*Problem*: What you return should be each line of the data containing the string "title".

*Provided data*:

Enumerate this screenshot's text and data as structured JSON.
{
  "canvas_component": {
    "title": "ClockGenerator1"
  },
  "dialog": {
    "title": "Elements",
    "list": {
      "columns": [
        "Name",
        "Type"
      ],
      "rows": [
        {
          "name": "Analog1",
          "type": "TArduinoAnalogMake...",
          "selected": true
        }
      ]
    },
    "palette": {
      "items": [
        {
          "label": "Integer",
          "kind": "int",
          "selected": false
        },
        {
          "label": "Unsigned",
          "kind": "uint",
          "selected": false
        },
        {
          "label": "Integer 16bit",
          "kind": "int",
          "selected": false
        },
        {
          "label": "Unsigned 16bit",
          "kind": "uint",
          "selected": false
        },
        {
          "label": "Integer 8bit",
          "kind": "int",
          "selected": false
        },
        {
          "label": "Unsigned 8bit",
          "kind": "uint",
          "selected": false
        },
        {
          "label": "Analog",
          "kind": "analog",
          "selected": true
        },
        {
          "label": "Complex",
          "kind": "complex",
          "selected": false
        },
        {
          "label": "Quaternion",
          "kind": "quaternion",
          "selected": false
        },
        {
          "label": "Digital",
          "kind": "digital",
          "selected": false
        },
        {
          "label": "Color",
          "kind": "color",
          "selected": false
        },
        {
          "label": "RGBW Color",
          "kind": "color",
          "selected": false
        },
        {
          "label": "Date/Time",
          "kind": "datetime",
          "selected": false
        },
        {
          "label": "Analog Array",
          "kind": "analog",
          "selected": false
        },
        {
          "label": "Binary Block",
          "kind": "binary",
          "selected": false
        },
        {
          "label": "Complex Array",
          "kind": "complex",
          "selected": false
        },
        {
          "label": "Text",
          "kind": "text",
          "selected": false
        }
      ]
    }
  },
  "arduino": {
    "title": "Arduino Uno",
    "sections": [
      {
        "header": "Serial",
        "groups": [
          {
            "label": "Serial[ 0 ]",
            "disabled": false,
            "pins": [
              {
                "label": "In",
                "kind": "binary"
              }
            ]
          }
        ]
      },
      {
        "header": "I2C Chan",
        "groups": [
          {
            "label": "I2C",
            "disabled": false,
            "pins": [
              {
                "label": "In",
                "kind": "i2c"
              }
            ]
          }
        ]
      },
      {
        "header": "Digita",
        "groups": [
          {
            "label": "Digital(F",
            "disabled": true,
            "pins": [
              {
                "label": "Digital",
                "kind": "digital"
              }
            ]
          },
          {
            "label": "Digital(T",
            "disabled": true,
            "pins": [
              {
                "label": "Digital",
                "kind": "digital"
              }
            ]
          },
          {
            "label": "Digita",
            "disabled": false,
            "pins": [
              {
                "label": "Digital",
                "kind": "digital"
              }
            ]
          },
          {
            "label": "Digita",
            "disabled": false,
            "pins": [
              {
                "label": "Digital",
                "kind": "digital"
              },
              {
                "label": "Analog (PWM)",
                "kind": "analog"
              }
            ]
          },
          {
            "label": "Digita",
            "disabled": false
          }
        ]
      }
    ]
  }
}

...

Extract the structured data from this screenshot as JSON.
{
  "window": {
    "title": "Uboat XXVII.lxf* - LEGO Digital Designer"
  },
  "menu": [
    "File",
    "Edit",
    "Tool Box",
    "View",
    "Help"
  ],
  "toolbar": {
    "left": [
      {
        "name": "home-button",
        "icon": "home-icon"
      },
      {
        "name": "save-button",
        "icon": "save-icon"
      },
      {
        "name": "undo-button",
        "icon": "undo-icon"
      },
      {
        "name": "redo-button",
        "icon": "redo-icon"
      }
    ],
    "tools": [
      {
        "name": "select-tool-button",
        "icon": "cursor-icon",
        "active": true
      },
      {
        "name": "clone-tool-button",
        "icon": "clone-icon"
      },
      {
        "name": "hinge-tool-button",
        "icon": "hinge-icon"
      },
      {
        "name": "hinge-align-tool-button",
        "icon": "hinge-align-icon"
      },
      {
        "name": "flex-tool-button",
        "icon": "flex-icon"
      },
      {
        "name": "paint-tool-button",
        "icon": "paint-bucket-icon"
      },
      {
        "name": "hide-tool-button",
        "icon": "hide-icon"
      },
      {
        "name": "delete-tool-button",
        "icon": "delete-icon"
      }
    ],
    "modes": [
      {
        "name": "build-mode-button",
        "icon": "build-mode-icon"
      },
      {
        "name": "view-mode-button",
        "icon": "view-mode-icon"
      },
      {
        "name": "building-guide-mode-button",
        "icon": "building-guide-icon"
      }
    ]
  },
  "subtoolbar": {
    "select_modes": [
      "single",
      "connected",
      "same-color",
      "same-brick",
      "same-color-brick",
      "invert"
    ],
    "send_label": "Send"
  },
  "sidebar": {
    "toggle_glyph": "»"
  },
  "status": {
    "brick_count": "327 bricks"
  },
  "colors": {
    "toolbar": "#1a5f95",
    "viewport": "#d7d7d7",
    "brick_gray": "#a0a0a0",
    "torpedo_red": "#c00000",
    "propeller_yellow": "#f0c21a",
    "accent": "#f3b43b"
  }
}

*Response to this exercise*:
    "title": "ClockGenerator1"
    "title": "Elements",
    "title": "Arduino Uno",
    "title": "Uboat XXVII.lxf* - LEGO Digital Designer"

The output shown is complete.